BERLIN • Chancellor Angela Merkel's biggest contender in next year's German election campaign may not be a rival party leader but so-called "social bots" - software programmed to sway opinion on social media sites.
In her first speech to Parliament since announcing plans last Sunday to seek a fourth term as chancellor, Dr Merkel called for a debate on how fake news, bots and trolls can manipulate public opinion. "In order to reach people, to inspire people, we need to deal with this phenomenon and - where necessary - regulate it," she told lawmakers on Wednesday.
The role that social networks Facebook and Twitter play in spreading false and malicious information has shot up Dr Merkel's agenda after the shock election of US Republican candidate Donald Trump as president.
Social bots are software programmes that mimic human behaviour on social media sites, such as by publishing messages or liking posts. They can be used to spread erroneous information and muddy the debate.

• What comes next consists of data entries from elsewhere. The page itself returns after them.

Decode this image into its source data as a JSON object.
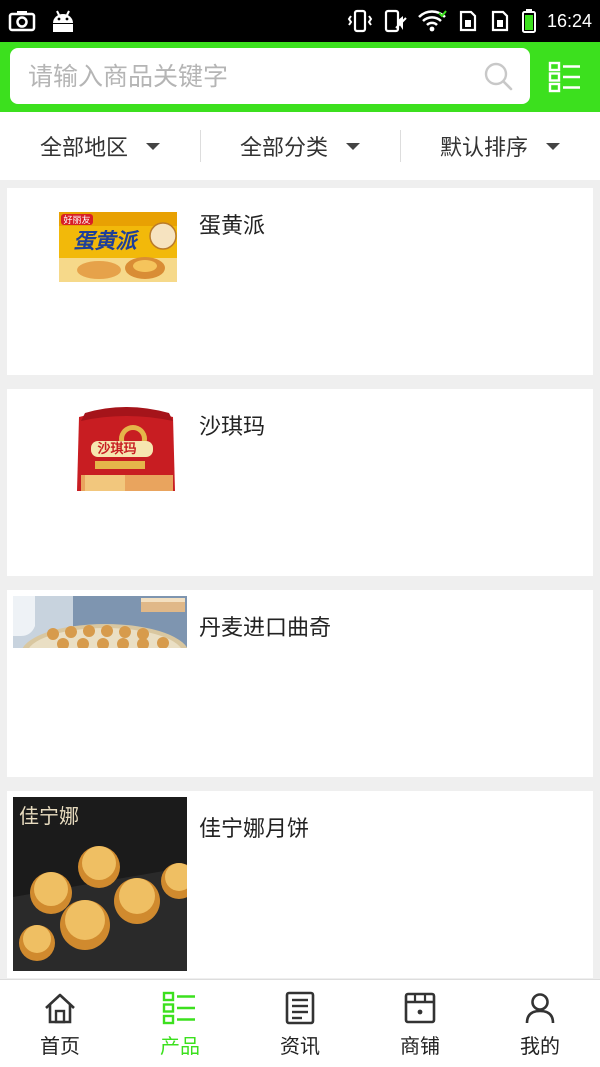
{
  "status_bar": {
    "time": "16:24",
    "icons": [
      "screenshot-icon",
      "android-icon",
      "vibrate-icon",
      "mute-icon",
      "wifi-icon",
      "sim1-icon",
      "sim2-icon",
      "battery-icon"
    ]
  },
  "search": {
    "placeholder": "请输入商品关键字",
    "value": ""
  },
  "filters": [
    {
      "label": "全部地区"
    },
    {
      "label": "全部分类"
    },
    {
      "label": "默认排序"
    }
  ],
  "products": [
    {
      "title": "蛋黄派",
      "image_text": "蛋黄派",
      "brand_text": "好丽友"
    },
    {
      "title": "沙琪玛",
      "image_text": "沙琪玛"
    },
    {
      "title": "丹麦进口曲奇"
    },
    {
      "title": "佳宁娜月饼",
      "image_text": "佳宁娜"
    }
  ],
  "bottom_nav": {
    "active_index": 1,
    "items": [
      {
        "label": "首页",
        "icon": "home-icon"
      },
      {
        "label": "产品",
        "icon": "products-icon"
      },
      {
        "label": "资讯",
        "icon": "news-icon"
      },
      {
        "label": "商铺",
        "icon": "shop-icon"
      },
      {
        "label": "我的",
        "icon": "profile-icon"
      }
    ]
  },
  "colors": {
    "brand_green": "#3ce01e",
    "status_bar": "#000000",
    "page_bg": "#efefef"
  }
}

Some critics say the proliferation of fake news helped sway the United States election in Mr Trump's favour.
In a sign of how seriously Dr Merkel is taking the matter, she invited political data science professor Simon Hegelich of the Technical University of Munich to brief the executive committee of her Christian Democrats last Monday.
TACKLE THE PROBLEM
In order to reach people, to inspire people, we need to deal with this phenomenon and - where necessary - regulate it.
GERMAN CHANCELLOR ANGELA MERKEL, who called for a debate on how fake news, bots and trolls can manipulate public opinion
While all of Germany's political parties have said they will not deploy bots in the campaign, the fact that they are mostly anonymous makes it hard to work out who is behind them.
Prof Hegelich does not rule out third parties using them to try to discredit parties or politicians.
Two studies in the US have claimed that Russian propaganda efforts helped propagate "fake news" during the recent election.
The researchers estimated that stories planted or promoted by the disinformation campaign were viewed more than 213 million times.
Some players in this online echo chamber were knowingly part of the propaganda campaign, the researchers concluded, while others were "useful idiots" - a term born of the Cold War to describe people or institutions that unknowingly assisted Soviet Union propaganda efforts.
Some of these stories originated with RT and Sputnik, state-funded Russian information services that mimic the style and tone of independent news organisations yet sometimes include false and misleading stories in their reports, the researchers say.
On other occasions, RT, Sputnik and other Russian sites used social media accounts to amplify misleading stories already circulating online, causing news algorithms to identify them as "trending" topics that sometimes prompted coverage from mainstream American news organisations.
AGENCE FRANCE PRESSE, WASHINGTON POST